it is a debate that has continued throughout history.
Over the last several years, Baker Books has taken the opportunity to repackage and republish various works by R.C. Sproul (including books such as What is Reformed Theology?, Faith Alone,
and Getting the Gospel Right
). Therefore, this most recent release Willing to Believe
is not a new book, but a repackaging of the original work also (something that I suspect was in the works long before Sproul passed away based on what I know about the length of time it takes to publish a book and the present tense of the biography on the book). In the book, Sproul examines the role of human will in salvation and its impact on other areas of various theology.
Readers will be surprised to find that Willing to Believe is not a recitation of theological positions with the citation of Scripture. Instead, the author has done something unique by examining the debate as it has played out throughout the course of Christian history. Each of the nine chapters is centered upon the examination of convictions held by a specific individual (1), how those beliefs were taught, and the impact they had both on Christianity history and Christian theology.
While not exhaustive (how could it be?) Sproul’s examination of each person’s long-known teachings is thorough. Furthermore, anyone who is familiar with the author’s writings comes to expect writing that logically-oriented and clearly-written, and Sproul maintains these characteristics in Willing to Believe
. As a result, despite the difficulty of the conflict, readers will find this book easy to read and comprehend, even if the material requires reading and reflection (of both the book and of Scripture).

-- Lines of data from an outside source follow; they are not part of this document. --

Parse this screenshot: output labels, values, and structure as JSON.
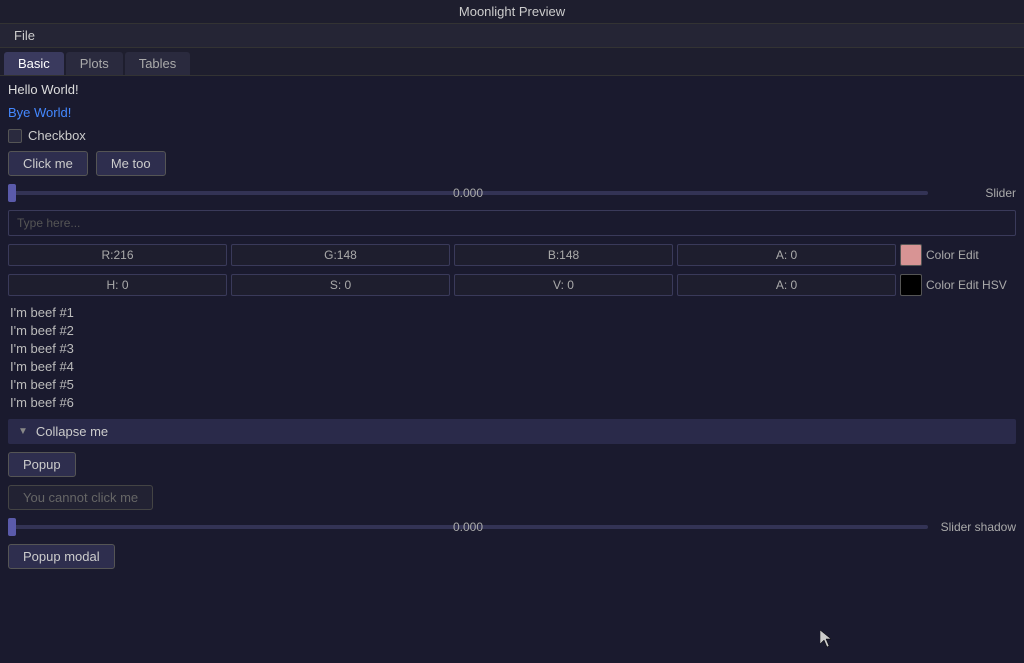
{
  "titlebar": {
    "title": "Moonlight Preview"
  },
  "menubar": {
    "file_label": "File"
  },
  "tabs": {
    "items": [
      {
        "label": "Basic",
        "active": true
      },
      {
        "label": "Plots",
        "active": false
      },
      {
        "label": "Tables",
        "active": false
      }
    ]
  },
  "content": {
    "hello": "Hello World!",
    "bye": "Bye World!",
    "checkbox_label": "Checkbox",
    "btn_click_me": "Click me",
    "btn_me_too": "Me too",
    "slider1": {
      "value": "0.000",
      "label": "Slider"
    },
    "text_input_placeholder": "Type here...",
    "color_edit": {
      "r": "R:216",
      "g": "G:148",
      "b": "B:148",
      "a": "A: 0",
      "label": "Color Edit",
      "swatch_color": "#d89494"
    },
    "color_edit_hsv": {
      "h": "H: 0",
      "s": "S: 0",
      "v": "V: 0",
      "a": "A: 0",
      "label": "Color Edit HSV",
      "swatch_color": "#000000"
    },
    "list_items": [
      "I'm beef #1",
      "I'm beef #2",
      "I'm beef #3",
      "I'm beef #4",
      "I'm beef #5",
      "I'm beef #6"
    ],
    "collapse_label": "Collapse me",
    "popup_label": "Popup",
    "disabled_btn_label": "You cannot click me",
    "slider2": {
      "value": "0.000",
      "label": "Slider shadow"
    },
    "popup_modal_label": "Popup modal"
  }
}
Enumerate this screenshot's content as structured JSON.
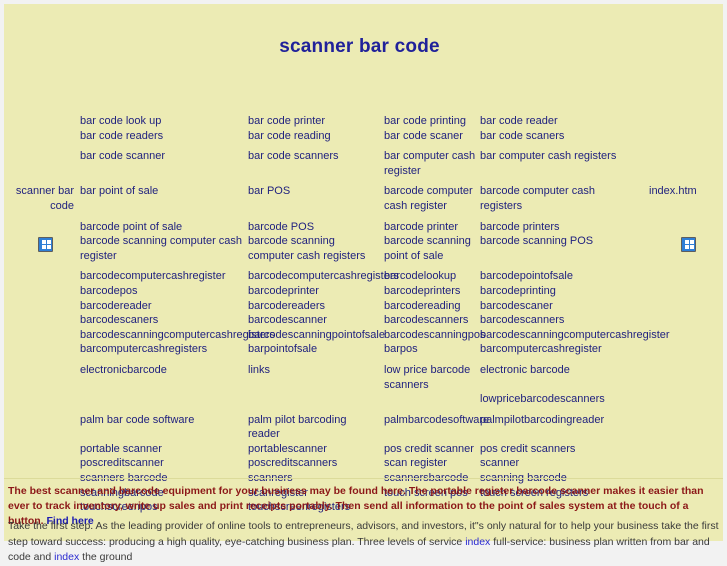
{
  "page": {
    "title": "scanner bar code",
    "background_color": "#ecebb4",
    "link_color": "#21227f",
    "title_color": "#20219a"
  },
  "edges": {
    "left_label": "scanner bar code",
    "right_label": "index.htm",
    "broken_image_icon": "broken-image-icon"
  },
  "links": {
    "rows": [
      {
        "c1": [
          "bar code look up"
        ],
        "c2": [
          "bar code printer"
        ],
        "c3": [
          "bar code printing"
        ],
        "c4": [
          "bar code reader"
        ]
      },
      {
        "c1": [
          "bar code readers"
        ],
        "c2": [
          "bar code reading"
        ],
        "c3": [
          "bar code scaner"
        ],
        "c4": [
          "bar code scaners"
        ]
      },
      {
        "c1": [
          "bar code scanner"
        ],
        "c2": [
          "bar code scanners"
        ],
        "c3": [
          "bar computer cash register"
        ],
        "c4": [
          "bar computer cash registers"
        ]
      },
      {
        "c1": [
          "bar point of sale"
        ],
        "c2": [
          "bar POS"
        ],
        "c3": [
          "barcode computer cash register"
        ],
        "c4": [
          "barcode computer cash registers"
        ]
      },
      {
        "c1": [
          "barcode point of sale"
        ],
        "c2": [
          "barcode POS"
        ],
        "c3": [
          "barcode printer"
        ],
        "c4": [
          "barcode printers"
        ]
      },
      {
        "c1": [
          "barcode scanning computer cash register"
        ],
        "c2": [
          "barcode scanning computer cash registers"
        ],
        "c3": [
          "barcode scanning point of sale"
        ],
        "c4": [
          "barcode scanning POS"
        ]
      },
      {
        "c1": [
          "barcodecomputercashregister"
        ],
        "c2": [
          "barcodecomputercashregisters"
        ],
        "c3": [
          "barcodelookup"
        ],
        "c4": [
          "barcodepointofsale"
        ]
      },
      {
        "c1": [
          "barcodepos"
        ],
        "c2": [
          "barcodeprinter"
        ],
        "c3": [
          "barcodeprinters"
        ],
        "c4": [
          "barcodeprinting"
        ]
      },
      {
        "c1": [
          "barcodereader"
        ],
        "c2": [
          "barcodereaders"
        ],
        "c3": [
          "barcodereading"
        ],
        "c4": [
          "barcodescaner"
        ]
      },
      {
        "c1": [
          "barcodescaners"
        ],
        "c2": [
          "barcodescanner"
        ],
        "c3": [
          "barcodescanners"
        ],
        "c4": [
          "barcodescanners"
        ]
      },
      {
        "c1": [
          "barcodescanningcomputercashregisters"
        ],
        "c2": [
          "barcodescanningpointofsale"
        ],
        "c3": [
          "barcodescanningpos"
        ],
        "c4": [
          "barcodescanningcomputercashregister"
        ]
      },
      {
        "c1": [
          "barcomputercashregisters"
        ],
        "c2": [
          "barpointofsale"
        ],
        "c3": [
          "barpos"
        ],
        "c4": [
          "barcomputercashregister"
        ]
      },
      {
        "c1": [
          "electronicbarcode"
        ],
        "c2": [
          "links"
        ],
        "c3": [
          "low price barcode scanners"
        ],
        "c4": [
          "electronic barcode"
        ]
      },
      {
        "c1": [
          ""
        ],
        "c2": [
          ""
        ],
        "c3": [
          ""
        ],
        "c4": [
          "lowpricebarcodescanners"
        ]
      },
      {
        "c1": [
          "palm bar code software"
        ],
        "c2": [
          "palm pilot barcoding reader"
        ],
        "c3": [
          "palmbarcodesoftware"
        ],
        "c4": [
          "palmpilotbarcodingreader"
        ]
      },
      {
        "c1": [
          "portable scanner"
        ],
        "c2": [
          "portablescanner"
        ],
        "c3": [
          "pos credit scanner"
        ],
        "c4": [
          "pos credit scanners"
        ]
      },
      {
        "c1": [
          "poscreditscanner"
        ],
        "c2": [
          "poscreditscanners"
        ],
        "c3": [
          "scan register"
        ],
        "c4": [
          "scanner"
        ]
      },
      {
        "c1": [
          "scanners barcode"
        ],
        "c2": [
          "scanners"
        ],
        "c3": [
          "scannersbarcode"
        ],
        "c4": [
          "scanning barcode"
        ]
      },
      {
        "c1": [
          "scanningbarcode"
        ],
        "c2": [
          "scanregister"
        ],
        "c3": [
          "touch screen pos"
        ],
        "c4": [
          "touch screen registers"
        ]
      },
      {
        "c1": [
          "touchscreenpos"
        ],
        "c2": [
          "touchscreenregisters"
        ],
        "c3": [
          ""
        ],
        "c4": [
          ""
        ]
      }
    ]
  },
  "footer": {
    "red_paragraph_part1": "The best scanner and barcode equipment for your business may be found here. The portable register barcode scanner makes it easier than ever to track inventory, write up sales and print receipts portably. Then send all information to the point of sales system at the touch of a button. ",
    "red_paragraph_link": "Find here",
    "gray_paragraph_part1": "Take the first step. As the leading provider of online tools to entrepreneurs, advisors, and investors, it\"s only natural for to help your business take the first step toward success: producing a high quality, eye-catching business plan. Three levels of service ",
    "gray_link_1": "index",
    "gray_paragraph_part2": " full-service: business plan written from bar and code and ",
    "gray_link_2": "index",
    "gray_paragraph_part3": " the ground"
  }
}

When writing such a book from a historical standpoint, it can be easy to minimize certain inclinations while maximizing the emphasis on others in order to ‘persuade’ others to their side. Certainly, Sproul has his own theological positions that inform his presentation of positions. However, Sproul has a good grasp of the theological positions of others and their implications, and so the book is written fairly. Readers will find that he will present his own positions and does so meaningfully, but he doesn’t make his position by misrepresentation of the other side (something that I find lacking in this debate). That point alone makes this book a worthwhile read.
I wish more Scripture was involved, but the point of this particular book is to lay out the historical teaching of the doctrine and refute or ratify the positions of those who have debated it before us. Therefore, it is up to readers to spend the time studying Scripture for themselves. Sproul helps the argument, but there is a level of expectation that readers will participate themselves by doing their own studying; he simply directs the dialogue.
I recognize that this topic of free will is a contentious one no matter what side a person falls on. I would recommend that this book be read regardless of a person’s theological position because there is much to be learned from it. However, it requires that every person read with humility, combined with a desire to thoroughly search the Scripture. Willing to Believe
is a unique book, and one worth readers’ times because it is a topic so frequently debated, yet also frequently misunderstood and misrepresented.
To purchase a copy of any of the books mentioned, click the links.
I would recommend that readers do not read this book alone, but instead also read it in conjunction with What About Free Will?
By Scott Christensen and Long Before Luther
by Nathan Busenitz. In fact, I would recommend that you read them in the following order:
Disclaimer: I received a copy of this book from the publisher at no cost to me for the purposes of review. However, the review was not influenced in any way by the author, publisher, or any other person associated with this book and is the result and response of my own reading of the book.
(1) Sproul examines the teachings of the following people: Pelagius, Augustine, Luther, Calvin, Arminius, Edwards, Finney, and Chafer.